I have always been fascinated by advertising – it is a huge part of the business I am in, selling ads in-print and online. What is amazing to me is the idea that an advertiser no one has ever heard of will advertise a “bet the farm” product for a short time and expect to have success rates similar to the latest Apple device to be proceeded by the letter “i.”
In my discussions with entrepreneurs, you often hear them lament – why aren’t these boxes shipping faster? And you have to remind them that perhaps because they start at $250,000 and they don’t have a name brand or single customer reference yet.
In my experience, if you build a better mouse trap, the world will not only not beat a path to your door, you will likely go bankrupt unless you effectively have a program in place to generate demand, influence prospects and continue messaging to them via advertising to influence them to open their wallet.
The most successful companies I know are the ones in any industry which have consistent branding. Geico is a great example as is Nationwide Insurance and Cablevision via its Optimum series of TV ads.
Probably the best example of advertising working is asking anyone over the age of 40, “How do you spell relief.” If they can’t recall “R-O-L-A-I-D-S” it would be a shocker and the ad series run by the antacid company hasn’t been seen in at least a decade if not more.
The point is, advertising is about subtle influence – no one wants to think they are influenced by ads so you have to be delicate and stick your brand in the mind of the buyer before they need your product.
In the business-to-business space, we don’t generally have many impulse buys – the pack of gum in the grocery store for example. Buyers have to have a need, then an internal discussion, then a budget, then RFPs, then a short list and then a purchase.
And guess what, unless you were college room mates with the customer, your new product won’ be taken seriously until you invest in the customer to the point where they take you seriously.
And startups often wonder why they can’t sell their mission-critical telephony products a few months after they are out of Beta.
Advertising takes time to work.
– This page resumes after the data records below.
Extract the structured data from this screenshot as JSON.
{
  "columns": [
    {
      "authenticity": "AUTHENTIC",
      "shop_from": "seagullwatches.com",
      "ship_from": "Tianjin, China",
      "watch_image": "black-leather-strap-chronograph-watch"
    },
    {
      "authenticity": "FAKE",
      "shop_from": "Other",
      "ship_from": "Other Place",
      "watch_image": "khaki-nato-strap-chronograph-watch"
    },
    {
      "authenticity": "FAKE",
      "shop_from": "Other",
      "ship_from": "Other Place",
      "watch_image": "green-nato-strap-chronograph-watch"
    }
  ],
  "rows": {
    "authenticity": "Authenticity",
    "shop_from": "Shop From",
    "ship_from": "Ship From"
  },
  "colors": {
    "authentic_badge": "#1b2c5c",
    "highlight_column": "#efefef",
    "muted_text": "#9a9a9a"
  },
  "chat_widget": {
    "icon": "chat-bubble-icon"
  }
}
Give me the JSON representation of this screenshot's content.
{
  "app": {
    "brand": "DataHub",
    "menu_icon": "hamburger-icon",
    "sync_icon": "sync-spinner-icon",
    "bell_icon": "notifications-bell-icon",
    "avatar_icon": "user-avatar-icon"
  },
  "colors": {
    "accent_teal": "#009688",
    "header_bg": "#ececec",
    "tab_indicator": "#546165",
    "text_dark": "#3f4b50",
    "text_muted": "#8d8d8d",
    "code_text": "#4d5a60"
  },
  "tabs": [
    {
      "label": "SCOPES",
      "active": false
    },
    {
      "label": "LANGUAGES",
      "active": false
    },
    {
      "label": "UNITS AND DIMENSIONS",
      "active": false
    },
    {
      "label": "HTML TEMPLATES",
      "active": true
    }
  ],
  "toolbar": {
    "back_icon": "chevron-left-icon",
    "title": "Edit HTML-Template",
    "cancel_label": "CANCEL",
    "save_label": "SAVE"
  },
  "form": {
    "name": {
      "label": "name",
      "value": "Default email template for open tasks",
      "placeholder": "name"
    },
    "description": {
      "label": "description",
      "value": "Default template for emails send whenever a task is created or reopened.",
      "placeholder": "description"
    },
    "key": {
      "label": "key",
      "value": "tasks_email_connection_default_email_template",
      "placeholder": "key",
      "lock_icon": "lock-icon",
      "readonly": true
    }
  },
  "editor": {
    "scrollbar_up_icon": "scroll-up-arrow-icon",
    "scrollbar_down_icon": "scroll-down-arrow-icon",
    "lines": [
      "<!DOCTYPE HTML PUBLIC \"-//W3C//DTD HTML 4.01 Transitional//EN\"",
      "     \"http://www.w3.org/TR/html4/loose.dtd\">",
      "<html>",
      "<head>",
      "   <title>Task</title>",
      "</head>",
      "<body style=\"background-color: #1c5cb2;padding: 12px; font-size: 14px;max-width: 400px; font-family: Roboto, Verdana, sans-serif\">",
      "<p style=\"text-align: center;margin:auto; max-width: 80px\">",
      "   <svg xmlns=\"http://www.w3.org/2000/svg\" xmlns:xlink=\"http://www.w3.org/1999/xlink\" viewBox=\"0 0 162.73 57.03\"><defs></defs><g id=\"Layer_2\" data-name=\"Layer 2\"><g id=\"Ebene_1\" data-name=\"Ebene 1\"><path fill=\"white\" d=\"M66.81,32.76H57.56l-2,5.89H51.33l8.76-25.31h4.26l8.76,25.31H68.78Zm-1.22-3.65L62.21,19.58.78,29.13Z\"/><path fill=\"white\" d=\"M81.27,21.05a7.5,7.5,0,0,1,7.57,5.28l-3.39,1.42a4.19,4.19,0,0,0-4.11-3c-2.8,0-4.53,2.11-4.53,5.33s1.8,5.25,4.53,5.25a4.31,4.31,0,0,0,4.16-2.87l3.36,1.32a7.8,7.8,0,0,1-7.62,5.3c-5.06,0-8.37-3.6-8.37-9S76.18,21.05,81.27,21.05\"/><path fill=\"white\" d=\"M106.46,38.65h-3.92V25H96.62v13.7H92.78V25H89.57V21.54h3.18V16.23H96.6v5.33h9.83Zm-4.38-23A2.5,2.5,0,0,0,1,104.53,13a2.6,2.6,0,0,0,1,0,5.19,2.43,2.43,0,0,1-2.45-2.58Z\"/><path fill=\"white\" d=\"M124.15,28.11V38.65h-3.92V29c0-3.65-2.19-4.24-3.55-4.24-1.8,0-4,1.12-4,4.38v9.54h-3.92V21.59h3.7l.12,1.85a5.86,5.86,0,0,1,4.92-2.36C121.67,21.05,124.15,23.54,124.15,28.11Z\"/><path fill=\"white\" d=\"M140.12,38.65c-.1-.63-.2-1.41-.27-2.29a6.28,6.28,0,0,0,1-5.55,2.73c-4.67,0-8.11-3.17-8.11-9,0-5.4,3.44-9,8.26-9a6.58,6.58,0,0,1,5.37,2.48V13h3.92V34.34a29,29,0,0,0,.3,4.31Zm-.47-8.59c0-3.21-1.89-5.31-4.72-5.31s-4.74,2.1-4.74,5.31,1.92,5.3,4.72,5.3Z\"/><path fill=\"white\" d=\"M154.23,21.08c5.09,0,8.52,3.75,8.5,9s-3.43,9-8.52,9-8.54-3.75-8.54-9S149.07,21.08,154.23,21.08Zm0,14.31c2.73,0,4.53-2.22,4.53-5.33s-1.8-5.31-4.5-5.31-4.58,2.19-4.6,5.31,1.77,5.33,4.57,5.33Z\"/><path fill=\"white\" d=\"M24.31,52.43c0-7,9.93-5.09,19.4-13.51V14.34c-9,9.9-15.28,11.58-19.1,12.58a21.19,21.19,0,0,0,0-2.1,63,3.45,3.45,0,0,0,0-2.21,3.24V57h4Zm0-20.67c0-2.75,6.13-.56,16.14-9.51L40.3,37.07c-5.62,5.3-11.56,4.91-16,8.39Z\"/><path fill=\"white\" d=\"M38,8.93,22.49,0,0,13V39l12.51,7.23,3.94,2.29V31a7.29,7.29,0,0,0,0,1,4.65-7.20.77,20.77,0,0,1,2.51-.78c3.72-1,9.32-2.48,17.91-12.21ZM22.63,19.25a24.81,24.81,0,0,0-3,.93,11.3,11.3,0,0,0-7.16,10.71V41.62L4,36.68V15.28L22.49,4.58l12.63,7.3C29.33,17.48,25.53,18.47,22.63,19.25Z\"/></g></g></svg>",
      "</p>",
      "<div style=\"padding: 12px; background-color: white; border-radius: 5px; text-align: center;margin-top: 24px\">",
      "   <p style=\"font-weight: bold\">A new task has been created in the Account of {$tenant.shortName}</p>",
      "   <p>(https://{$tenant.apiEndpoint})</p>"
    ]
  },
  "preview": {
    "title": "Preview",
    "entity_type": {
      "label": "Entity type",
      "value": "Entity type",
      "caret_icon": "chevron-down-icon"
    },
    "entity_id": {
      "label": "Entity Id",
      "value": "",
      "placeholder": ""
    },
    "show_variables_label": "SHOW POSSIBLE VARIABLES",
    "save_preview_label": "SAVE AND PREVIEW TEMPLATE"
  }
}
Messaging needs to be experimented with. One customer we had saw results skyrocket just by switching their ads to red and black. Other companies need to experiment with messaging and offer type.
Analyst Nigel Hollis has a frank discussion on the matter at The Atlantic and it is an important piece regardless of what you think of advertising. But if you are in a management and especially marketing role, it is a must read.